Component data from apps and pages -
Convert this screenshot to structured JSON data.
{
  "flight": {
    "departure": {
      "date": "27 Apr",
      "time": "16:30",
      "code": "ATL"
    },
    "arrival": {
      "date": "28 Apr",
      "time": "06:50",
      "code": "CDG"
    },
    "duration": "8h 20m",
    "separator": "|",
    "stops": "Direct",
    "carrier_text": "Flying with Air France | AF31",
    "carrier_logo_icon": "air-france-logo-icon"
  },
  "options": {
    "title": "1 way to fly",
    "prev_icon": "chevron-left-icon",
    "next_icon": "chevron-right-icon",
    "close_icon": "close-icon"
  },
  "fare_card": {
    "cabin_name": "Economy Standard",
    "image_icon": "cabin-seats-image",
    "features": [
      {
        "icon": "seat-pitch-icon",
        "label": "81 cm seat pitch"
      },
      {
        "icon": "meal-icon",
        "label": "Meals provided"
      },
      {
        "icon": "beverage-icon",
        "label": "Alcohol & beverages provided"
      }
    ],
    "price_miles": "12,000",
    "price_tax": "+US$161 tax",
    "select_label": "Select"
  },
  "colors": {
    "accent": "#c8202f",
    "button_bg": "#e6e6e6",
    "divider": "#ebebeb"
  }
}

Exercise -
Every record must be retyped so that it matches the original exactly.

Task output -
Convert this screenshot to structured JSON data.
{
  "flight": {
    "departure": {
      "date": "27 Apr",
      "time": "16:30",
      "code": "ATL"
    },
    "arrival": {
      "date": "28 Apr",
      "time": "06:50",
      "code": "CDG"
    },
    "duration": "8h 20m",
    "separator": "|",
    "stops": "Direct",
    "carrier_text": "Flying with Air France | AF31",
    "carrier_logo_icon": "air-france-logo-icon"
  },
  "options": {
    "title": "1 way to fly",
    "prev_icon": "chevron-left-icon",
    "next_icon": "chevron-right-icon",
    "close_icon": "close-icon"
  },
  "fare_card": {
    "cabin_name": "Economy Standard",
    "image_icon": "cabin-seats-image",
    "features": [
      {
        "icon": "seat-pitch-icon",
        "label": "81 cm seat pitch"
      },
      {
        "icon": "meal-icon",
        "label": "Meals provided"
      },
      {
        "icon": "beverage-icon",
        "label": "Alcohol & beverages provided"
      }
    ],
    "price_miles": "12,000",
    "price_tax": "+US$161 tax",
    "select_label": "Select"
  },
  "colors": {
    "accent": "#c8202f",
    "button_bg": "#e6e6e6",
    "divider": "#ebebeb"
  }
}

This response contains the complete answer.